WORK REQUIRED: Please restate each entry below, word for word.

BEGIN SUPPLIED INFORMATION

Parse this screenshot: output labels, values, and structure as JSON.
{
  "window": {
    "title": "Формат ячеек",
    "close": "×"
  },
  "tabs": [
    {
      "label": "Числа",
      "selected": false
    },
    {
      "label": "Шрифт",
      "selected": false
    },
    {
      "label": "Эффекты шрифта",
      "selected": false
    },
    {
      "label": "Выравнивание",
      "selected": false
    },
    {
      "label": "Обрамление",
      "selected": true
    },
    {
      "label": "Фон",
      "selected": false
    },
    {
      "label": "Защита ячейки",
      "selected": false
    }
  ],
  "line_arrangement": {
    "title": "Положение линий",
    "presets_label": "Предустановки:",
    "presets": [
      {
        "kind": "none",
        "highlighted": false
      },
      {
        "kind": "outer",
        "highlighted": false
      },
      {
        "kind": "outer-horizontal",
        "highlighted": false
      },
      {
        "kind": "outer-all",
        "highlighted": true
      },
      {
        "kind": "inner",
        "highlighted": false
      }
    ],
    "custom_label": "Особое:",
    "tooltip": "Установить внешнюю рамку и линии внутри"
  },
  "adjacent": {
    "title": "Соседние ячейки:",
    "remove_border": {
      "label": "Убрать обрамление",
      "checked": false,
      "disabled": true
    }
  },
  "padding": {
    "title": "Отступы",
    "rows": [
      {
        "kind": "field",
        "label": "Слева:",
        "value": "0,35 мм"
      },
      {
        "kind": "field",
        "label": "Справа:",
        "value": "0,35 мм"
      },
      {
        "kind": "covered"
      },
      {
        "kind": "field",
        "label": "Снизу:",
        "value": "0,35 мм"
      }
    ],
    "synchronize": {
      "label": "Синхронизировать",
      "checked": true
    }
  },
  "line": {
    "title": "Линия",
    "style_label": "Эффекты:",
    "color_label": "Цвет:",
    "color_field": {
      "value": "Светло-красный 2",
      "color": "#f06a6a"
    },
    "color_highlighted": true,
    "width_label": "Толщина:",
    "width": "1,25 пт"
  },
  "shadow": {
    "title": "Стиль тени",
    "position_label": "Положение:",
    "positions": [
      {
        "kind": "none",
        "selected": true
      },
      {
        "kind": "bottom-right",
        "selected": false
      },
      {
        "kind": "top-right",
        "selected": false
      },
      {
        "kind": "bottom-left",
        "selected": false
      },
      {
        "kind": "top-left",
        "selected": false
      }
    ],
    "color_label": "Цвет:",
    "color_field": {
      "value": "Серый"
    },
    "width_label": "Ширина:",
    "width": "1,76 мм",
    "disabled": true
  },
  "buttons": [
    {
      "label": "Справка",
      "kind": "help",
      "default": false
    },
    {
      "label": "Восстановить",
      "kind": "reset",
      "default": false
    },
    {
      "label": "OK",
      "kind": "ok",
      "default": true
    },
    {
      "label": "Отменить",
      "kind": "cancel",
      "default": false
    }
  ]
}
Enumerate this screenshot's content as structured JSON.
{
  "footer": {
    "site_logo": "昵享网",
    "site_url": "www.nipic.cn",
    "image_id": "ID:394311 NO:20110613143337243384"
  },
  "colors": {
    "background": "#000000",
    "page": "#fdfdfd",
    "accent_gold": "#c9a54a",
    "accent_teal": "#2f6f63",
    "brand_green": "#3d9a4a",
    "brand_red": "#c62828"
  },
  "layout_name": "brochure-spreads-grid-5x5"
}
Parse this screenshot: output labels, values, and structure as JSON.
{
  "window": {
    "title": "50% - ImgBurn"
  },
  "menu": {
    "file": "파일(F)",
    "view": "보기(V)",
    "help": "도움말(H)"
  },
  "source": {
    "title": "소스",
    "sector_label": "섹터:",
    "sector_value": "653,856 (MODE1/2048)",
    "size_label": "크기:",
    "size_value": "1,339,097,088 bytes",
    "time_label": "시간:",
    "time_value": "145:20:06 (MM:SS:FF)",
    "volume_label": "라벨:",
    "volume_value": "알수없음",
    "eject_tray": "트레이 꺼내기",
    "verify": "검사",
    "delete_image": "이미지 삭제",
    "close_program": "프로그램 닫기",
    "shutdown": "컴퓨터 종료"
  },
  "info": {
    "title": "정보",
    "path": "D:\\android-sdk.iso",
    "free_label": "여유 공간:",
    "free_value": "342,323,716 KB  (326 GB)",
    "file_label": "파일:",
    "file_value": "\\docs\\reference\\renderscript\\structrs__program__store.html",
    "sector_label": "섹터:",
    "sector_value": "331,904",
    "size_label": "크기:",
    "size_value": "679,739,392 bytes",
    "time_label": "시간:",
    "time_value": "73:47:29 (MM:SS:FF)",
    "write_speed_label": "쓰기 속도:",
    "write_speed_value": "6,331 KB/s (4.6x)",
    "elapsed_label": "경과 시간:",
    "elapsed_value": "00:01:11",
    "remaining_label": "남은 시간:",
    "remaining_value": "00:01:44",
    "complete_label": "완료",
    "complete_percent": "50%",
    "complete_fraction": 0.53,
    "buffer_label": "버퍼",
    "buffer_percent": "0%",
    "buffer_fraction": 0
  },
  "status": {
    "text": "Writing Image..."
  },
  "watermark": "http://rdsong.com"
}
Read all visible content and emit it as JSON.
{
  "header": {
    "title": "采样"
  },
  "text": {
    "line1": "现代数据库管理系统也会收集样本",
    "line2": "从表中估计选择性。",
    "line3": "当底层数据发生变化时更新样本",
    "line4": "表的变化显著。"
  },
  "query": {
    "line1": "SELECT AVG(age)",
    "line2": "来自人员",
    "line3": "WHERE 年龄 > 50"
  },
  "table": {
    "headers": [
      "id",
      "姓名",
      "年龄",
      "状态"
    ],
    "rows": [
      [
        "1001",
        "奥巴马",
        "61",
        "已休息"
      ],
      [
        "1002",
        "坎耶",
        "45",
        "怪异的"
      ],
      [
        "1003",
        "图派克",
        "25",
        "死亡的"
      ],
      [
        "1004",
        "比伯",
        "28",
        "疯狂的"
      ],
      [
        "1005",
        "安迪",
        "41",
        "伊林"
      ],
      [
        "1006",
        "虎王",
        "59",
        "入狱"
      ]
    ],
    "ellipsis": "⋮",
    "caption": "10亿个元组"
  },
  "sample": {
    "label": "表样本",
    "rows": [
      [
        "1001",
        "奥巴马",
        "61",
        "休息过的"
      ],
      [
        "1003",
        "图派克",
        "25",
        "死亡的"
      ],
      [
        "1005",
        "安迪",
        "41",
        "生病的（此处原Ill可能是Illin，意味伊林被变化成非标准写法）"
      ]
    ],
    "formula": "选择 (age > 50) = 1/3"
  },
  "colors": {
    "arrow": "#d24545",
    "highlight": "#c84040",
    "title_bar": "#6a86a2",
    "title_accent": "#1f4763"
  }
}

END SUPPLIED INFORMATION

FINISHED EXERCISE:
Parse this screenshot: output labels, values, and structure as JSON.
{
  "window": {
    "title": "Формат ячеек",
    "close": "×"
  },
  "tabs": [
    {
      "label": "Числа",
      "selected": false
    },
    {
      "label": "Шрифт",
      "selected": false
    },
    {
      "label": "Эффекты шрифта",
      "selected": false
    },
    {
      "label": "Выравнивание",
      "selected": false
    },
    {
      "label": "Обрамление",
      "selected": true
    },
    {
      "label": "Фон",
      "selected": false
    },
    {
      "label": "Защита ячейки",
      "selected": false
    }
  ],
  "line_arrangement": {
    "title": "Положение линий",
    "presets_label": "Предустановки:",
    "presets": [
      {
        "kind": "none",
        "highlighted": false
      },
      {
        "kind": "outer",
        "highlighted": false
      },
      {
        "kind": "outer-horizontal",
        "highlighted": false
      },
      {
        "kind": "outer-all",
        "highlighted": true
      },
      {
        "kind": "inner",
        "highlighted": false
      }
    ],
    "custom_label": "Особое:",
    "tooltip": "Установить внешнюю рамку и линии внутри"
  },
  "adjacent": {
    "title": "Соседние ячейки:",
    "remove_border": {
      "label": "Убрать обрамление",
      "checked": false,
      "disabled": true
    }
  },
  "padding": {
    "title": "Отступы",
    "rows": [
      {
        "kind": "field",
        "label": "Слева:",
        "value": "0,35 мм"
      },
      {
        "kind": "field",
        "label": "Справа:",
        "value": "0,35 мм"
      },
      {
        "kind": "covered"
      },
      {
        "kind": "field",
        "label": "Снизу:",
        "value": "0,35 мм"
      }
    ],
    "synchronize": {
      "label": "Синхронизировать",
      "checked": true
    }
  },
  "line": {
    "title": "Линия",
    "style_label": "Эффекты:",
    "color_label": "Цвет:",
    "color_field": {
      "value": "Светло-красный 2",
      "color": "#f06a6a"
    },
    "color_highlighted": true,
    "width_label": "Толщина:",
    "width": "1,25 пт"
  },
  "shadow": {
    "title": "Стиль тени",
    "position_label": "Положение:",
    "positions": [
      {
        "kind": "none",
        "selected": true
      },
      {
        "kind": "bottom-right",
        "selected": false
      },
      {
        "kind": "top-right",
        "selected": false
      },
      {
        "kind": "bottom-left",
        "selected": false
      },
      {
        "kind": "top-left",
        "selected": false
      }
    ],
    "color_label": "Цвет:",
    "color_field": {
      "value": "Серый"
    },
    "width_label": "Ширина:",
    "width": "1,76 мм",
    "disabled": true
  },
  "buttons": [
    {
      "label": "Справка",
      "kind": "help",
      "default": false
    },
    {
      "label": "Восстановить",
      "kind": "reset",
      "default": false
    },
    {
      "label": "OK",
      "kind": "ok",
      "default": true
    },
    {
      "label": "Отменить",
      "kind": "cancel",
      "default": false
    }
  ]
}
Enumerate this screenshot's content as structured JSON.
{
  "footer": {
    "site_logo": "昵享网",
    "site_url": "www.nipic.cn",
    "image_id": "ID:394311 NO:20110613143337243384"
  },
  "colors": {
    "background": "#000000",
    "page": "#fdfdfd",
    "accent_gold": "#c9a54a",
    "accent_teal": "#2f6f63",
    "brand_green": "#3d9a4a",
    "brand_red": "#c62828"
  },
  "layout_name": "brochure-spreads-grid-5x5"
}
Parse this screenshot: output labels, values, and structure as JSON.
{
  "window": {
    "title": "50% - ImgBurn"
  },
  "menu": {
    "file": "파일(F)",
    "view": "보기(V)",
    "help": "도움말(H)"
  },
  "source": {
    "title": "소스",
    "sector_label": "섹터:",
    "sector_value": "653,856 (MODE1/2048)",
    "size_label": "크기:",
    "size_value": "1,339,097,088 bytes",
    "time_label": "시간:",
    "time_value": "145:20:06 (MM:SS:FF)",
    "volume_label": "라벨:",
    "volume_value": "알수없음",
    "eject_tray": "트레이 꺼내기",
    "verify": "검사",
    "delete_image": "이미지 삭제",
    "close_program": "프로그램 닫기",
    "shutdown": "컴퓨터 종료"
  },
  "info": {
    "title": "정보",
    "path": "D:\\android-sdk.iso",
    "free_label": "여유 공간:",
    "free_value": "342,323,716 KB  (326 GB)",
    "file_label": "파일:",
    "file_value": "\\docs\\reference\\renderscript\\structrs__program__store.html",
    "sector_label": "섹터:",
    "sector_value": "331,904",
    "size_label": "크기:",
    "size_value": "679,739,392 bytes",
    "time_label": "시간:",
    "time_value": "73:47:29 (MM:SS:FF)",
    "write_speed_label": "쓰기 속도:",
    "write_speed_value": "6,331 KB/s (4.6x)",
    "elapsed_label": "경과 시간:",
    "elapsed_value": "00:01:11",
    "remaining_label": "남은 시간:",
    "remaining_value": "00:01:44",
    "complete_label": "완료",
    "complete_percent": "50%",
    "complete_fraction": 0.53,
    "buffer_label": "버퍼",
    "buffer_percent": "0%",
    "buffer_fraction": 0
  },
  "status": {
    "text": "Writing Image..."
  },
  "watermark": "http://rdsong.com"
}
Read all visible content and emit it as JSON.
{
  "header": {
    "title": "采样"
  },
  "text": {
    "line1": "现代数据库管理系统也会收集样本",
    "line2": "从表中估计选择性。",
    "line3": "当底层数据发生变化时更新样本",
    "line4": "表的变化显著。"
  },
  "query": {
    "line1": "SELECT AVG(age)",
    "line2": "来自人员",
    "line3": "WHERE 年龄 > 50"
  },
  "table": {
    "headers": [
      "id",
      "姓名",
      "年龄",
      "状态"
    ],
    "rows": [
      [
        "1001",
        "奥巴马",
        "61",
        "已休息"
      ],
      [
        "1002",
        "坎耶",
        "45",
        "怪异的"
      ],
      [
        "1003",
        "图派克",
        "25",
        "死亡的"
      ],
      [
        "1004",
        "比伯",
        "28",
        "疯狂的"
      ],
      [
        "1005",
        "安迪",
        "41",
        "伊林"
      ],
      [
        "1006",
        "虎王",
        "59",
        "入狱"
      ]
    ],
    "ellipsis": "⋮",
    "caption": "10亿个元组"
  },
  "sample": {
    "label": "表样本",
    "rows": [
      [
        "1001",
        "奥巴马",
        "61",
        "休息过的"
      ],
      [
        "1003",
        "图派克",
        "25",
        "死亡的"
      ],
      [
        "1005",
        "安迪",
        "41",
        "生病的（此处原Ill可能是Illin，意味伊林被变化成非标准写法）"
      ]
    ],
    "formula": "选择 (age > 50) = 1/3"
  },
  "colors": {
    "arrow": "#d24545",
    "highlight": "#c84040",
    "title_bar": "#6a86a2",
    "title_accent": "#1f4763"
  }
}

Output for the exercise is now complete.